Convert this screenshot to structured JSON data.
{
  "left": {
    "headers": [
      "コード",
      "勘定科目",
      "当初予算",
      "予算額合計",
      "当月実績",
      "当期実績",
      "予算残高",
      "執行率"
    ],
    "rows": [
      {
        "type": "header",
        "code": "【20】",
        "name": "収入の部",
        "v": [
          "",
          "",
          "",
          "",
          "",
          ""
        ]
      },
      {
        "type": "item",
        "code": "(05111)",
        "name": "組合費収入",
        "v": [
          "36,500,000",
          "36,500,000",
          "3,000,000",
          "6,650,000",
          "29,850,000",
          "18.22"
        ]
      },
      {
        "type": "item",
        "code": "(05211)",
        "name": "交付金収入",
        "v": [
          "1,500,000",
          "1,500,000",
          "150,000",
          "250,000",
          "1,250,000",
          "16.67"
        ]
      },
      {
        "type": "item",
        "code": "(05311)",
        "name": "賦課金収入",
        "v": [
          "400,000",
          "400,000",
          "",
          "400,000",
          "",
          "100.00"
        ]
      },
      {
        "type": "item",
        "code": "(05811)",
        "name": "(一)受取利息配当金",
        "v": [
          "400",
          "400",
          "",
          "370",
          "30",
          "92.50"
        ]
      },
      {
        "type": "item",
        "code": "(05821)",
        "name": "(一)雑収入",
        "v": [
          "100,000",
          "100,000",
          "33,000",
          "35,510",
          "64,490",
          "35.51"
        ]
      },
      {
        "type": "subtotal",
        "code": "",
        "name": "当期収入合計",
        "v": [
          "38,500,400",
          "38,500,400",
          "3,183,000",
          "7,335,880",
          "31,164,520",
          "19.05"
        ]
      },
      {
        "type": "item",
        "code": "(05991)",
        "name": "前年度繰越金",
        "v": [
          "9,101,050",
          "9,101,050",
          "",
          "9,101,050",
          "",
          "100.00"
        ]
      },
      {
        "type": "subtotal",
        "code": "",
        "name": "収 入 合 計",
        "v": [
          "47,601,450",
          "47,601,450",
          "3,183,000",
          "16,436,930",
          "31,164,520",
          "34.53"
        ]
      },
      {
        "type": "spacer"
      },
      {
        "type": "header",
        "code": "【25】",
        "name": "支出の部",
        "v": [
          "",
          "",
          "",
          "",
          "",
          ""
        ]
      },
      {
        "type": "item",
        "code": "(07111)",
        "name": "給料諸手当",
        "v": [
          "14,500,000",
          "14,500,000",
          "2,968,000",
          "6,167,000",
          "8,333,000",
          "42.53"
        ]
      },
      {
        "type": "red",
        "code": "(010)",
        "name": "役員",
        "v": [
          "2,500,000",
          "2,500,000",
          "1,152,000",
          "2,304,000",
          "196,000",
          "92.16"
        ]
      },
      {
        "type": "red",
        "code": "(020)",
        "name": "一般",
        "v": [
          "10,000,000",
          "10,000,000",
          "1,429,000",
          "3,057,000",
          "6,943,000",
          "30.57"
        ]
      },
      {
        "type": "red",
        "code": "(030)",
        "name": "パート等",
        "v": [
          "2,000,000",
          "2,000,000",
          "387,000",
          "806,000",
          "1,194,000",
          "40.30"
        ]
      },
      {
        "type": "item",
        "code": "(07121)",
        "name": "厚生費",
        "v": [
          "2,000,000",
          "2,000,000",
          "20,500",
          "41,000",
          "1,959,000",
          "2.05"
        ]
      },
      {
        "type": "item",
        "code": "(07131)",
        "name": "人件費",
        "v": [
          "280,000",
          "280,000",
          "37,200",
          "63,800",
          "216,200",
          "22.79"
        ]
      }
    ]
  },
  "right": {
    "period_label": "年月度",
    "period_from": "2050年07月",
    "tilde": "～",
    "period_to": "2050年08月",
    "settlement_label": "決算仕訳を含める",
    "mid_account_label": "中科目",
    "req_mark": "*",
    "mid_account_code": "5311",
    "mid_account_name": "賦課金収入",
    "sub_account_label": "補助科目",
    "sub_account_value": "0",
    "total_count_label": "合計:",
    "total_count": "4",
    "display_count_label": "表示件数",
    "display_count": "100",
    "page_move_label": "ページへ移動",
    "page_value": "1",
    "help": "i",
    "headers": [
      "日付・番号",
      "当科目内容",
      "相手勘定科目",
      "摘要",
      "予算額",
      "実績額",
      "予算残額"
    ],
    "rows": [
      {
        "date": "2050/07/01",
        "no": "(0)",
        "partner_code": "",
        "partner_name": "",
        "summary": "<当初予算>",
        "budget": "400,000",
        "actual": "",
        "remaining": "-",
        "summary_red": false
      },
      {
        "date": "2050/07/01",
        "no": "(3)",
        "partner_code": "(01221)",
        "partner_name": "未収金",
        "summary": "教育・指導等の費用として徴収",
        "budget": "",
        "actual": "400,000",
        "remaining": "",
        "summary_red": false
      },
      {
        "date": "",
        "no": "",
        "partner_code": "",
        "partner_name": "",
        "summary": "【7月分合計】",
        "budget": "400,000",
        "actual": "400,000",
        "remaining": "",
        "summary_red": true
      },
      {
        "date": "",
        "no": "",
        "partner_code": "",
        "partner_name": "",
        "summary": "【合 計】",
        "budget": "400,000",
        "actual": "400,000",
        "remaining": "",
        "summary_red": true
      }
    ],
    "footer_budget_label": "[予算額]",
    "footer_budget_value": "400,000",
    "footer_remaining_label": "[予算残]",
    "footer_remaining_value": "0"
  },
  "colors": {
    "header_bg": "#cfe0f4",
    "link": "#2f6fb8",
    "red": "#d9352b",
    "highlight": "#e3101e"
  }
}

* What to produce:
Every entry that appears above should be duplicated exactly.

* Reply:
Convert this screenshot to structured JSON data.
{
  "left": {
    "headers": [
      "コード",
      "勘定科目",
      "当初予算",
      "予算額合計",
      "当月実績",
      "当期実績",
      "予算残高",
      "執行率"
    ],
    "rows": [
      {
        "type": "header",
        "code": "【20】",
        "name": "収入の部",
        "v": [
          "",
          "",
          "",
          "",
          "",
          ""
        ]
      },
      {
        "type": "item",
        "code": "(05111)",
        "name": "組合費収入",
        "v": [
          "36,500,000",
          "36,500,000",
          "3,000,000",
          "6,650,000",
          "29,850,000",
          "18.22"
        ]
      },
      {
        "type": "item",
        "code": "(05211)",
        "name": "交付金収入",
        "v": [
          "1,500,000",
          "1,500,000",
          "150,000",
          "250,000",
          "1,250,000",
          "16.67"
        ]
      },
      {
        "type": "item",
        "code": "(05311)",
        "name": "賦課金収入",
        "v": [
          "400,000",
          "400,000",
          "",
          "400,000",
          "",
          "100.00"
        ]
      },
      {
        "type": "item",
        "code": "(05811)",
        "name": "(一)受取利息配当金",
        "v": [
          "400",
          "400",
          "",
          "370",
          "30",
          "92.50"
        ]
      },
      {
        "type": "item",
        "code": "(05821)",
        "name": "(一)雑収入",
        "v": [
          "100,000",
          "100,000",
          "33,000",
          "35,510",
          "64,490",
          "35.51"
        ]
      },
      {
        "type": "subtotal",
        "code": "",
        "name": "当期収入合計",
        "v": [
          "38,500,400",
          "38,500,400",
          "3,183,000",
          "7,335,880",
          "31,164,520",
          "19.05"
        ]
      },
      {
        "type": "item",
        "code": "(05991)",
        "name": "前年度繰越金",
        "v": [
          "9,101,050",
          "9,101,050",
          "",
          "9,101,050",
          "",
          "100.00"
        ]
      },
      {
        "type": "subtotal",
        "code": "",
        "name": "収 入 合 計",
        "v": [
          "47,601,450",
          "47,601,450",
          "3,183,000",
          "16,436,930",
          "31,164,520",
          "34.53"
        ]
      },
      {
        "type": "spacer"
      },
      {
        "type": "header",
        "code": "【25】",
        "name": "支出の部",
        "v": [
          "",
          "",
          "",
          "",
          "",
          ""
        ]
      },
      {
        "type": "item",
        "code": "(07111)",
        "name": "給料諸手当",
        "v": [
          "14,500,000",
          "14,500,000",
          "2,968,000",
          "6,167,000",
          "8,333,000",
          "42.53"
        ]
      },
      {
        "type": "red",
        "code": "(010)",
        "name": "役員",
        "v": [
          "2,500,000",
          "2,500,000",
          "1,152,000",
          "2,304,000",
          "196,000",
          "92.16"
        ]
      },
      {
        "type": "red",
        "code": "(020)",
        "name": "一般",
        "v": [
          "10,000,000",
          "10,000,000",
          "1,429,000",
          "3,057,000",
          "6,943,000",
          "30.57"
        ]
      },
      {
        "type": "red",
        "code": "(030)",
        "name": "パート等",
        "v": [
          "2,000,000",
          "2,000,000",
          "387,000",
          "806,000",
          "1,194,000",
          "40.30"
        ]
      },
      {
        "type": "item",
        "code": "(07121)",
        "name": "厚生費",
        "v": [
          "2,000,000",
          "2,000,000",
          "20,500",
          "41,000",
          "1,959,000",
          "2.05"
        ]
      },
      {
        "type": "item",
        "code": "(07131)",
        "name": "人件費",
        "v": [
          "280,000",
          "280,000",
          "37,200",
          "63,800",
          "216,200",
          "22.79"
        ]
      }
    ]
  },
  "right": {
    "period_label": "年月度",
    "period_from": "2050年07月",
    "tilde": "～",
    "period_to": "2050年08月",
    "settlement_label": "決算仕訳を含める",
    "mid_account_label": "中科目",
    "req_mark": "*",
    "mid_account_code": "5311",
    "mid_account_name": "賦課金収入",
    "sub_account_label": "補助科目",
    "sub_account_value": "0",
    "total_count_label": "合計:",
    "total_count": "4",
    "display_count_label": "表示件数",
    "display_count": "100",
    "page_move_label": "ページへ移動",
    "page_value": "1",
    "help": "i",
    "headers": [
      "日付・番号",
      "当科目内容",
      "相手勘定科目",
      "摘要",
      "予算額",
      "実績額",
      "予算残額"
    ],
    "rows": [
      {
        "date": "2050/07/01",
        "no": "(0)",
        "partner_code": "",
        "partner_name": "",
        "summary": "<当初予算>",
        "budget": "400,000",
        "actual": "",
        "remaining": "-",
        "summary_red": false
      },
      {
        "date": "2050/07/01",
        "no": "(3)",
        "partner_code": "(01221)",
        "partner_name": "未収金",
        "summary": "教育・指導等の費用として徴収",
        "budget": "",
        "actual": "400,000",
        "remaining": "",
        "summary_red": false
      },
      {
        "date": "",
        "no": "",
        "partner_code": "",
        "partner_name": "",
        "summary": "【7月分合計】",
        "budget": "400,000",
        "actual": "400,000",
        "remaining": "",
        "summary_red": true
      },
      {
        "date": "",
        "no": "",
        "partner_code": "",
        "partner_name": "",
        "summary": "【合 計】",
        "budget": "400,000",
        "actual": "400,000",
        "remaining": "",
        "summary_red": true
      }
    ],
    "footer_budget_label": "[予算額]",
    "footer_budget_value": "400,000",
    "footer_remaining_label": "[予算残]",
    "footer_remaining_value": "0"
  },
  "colors": {
    "header_bg": "#cfe0f4",
    "link": "#2f6fb8",
    "red": "#d9352b",
    "highlight": "#e3101e"
  }
}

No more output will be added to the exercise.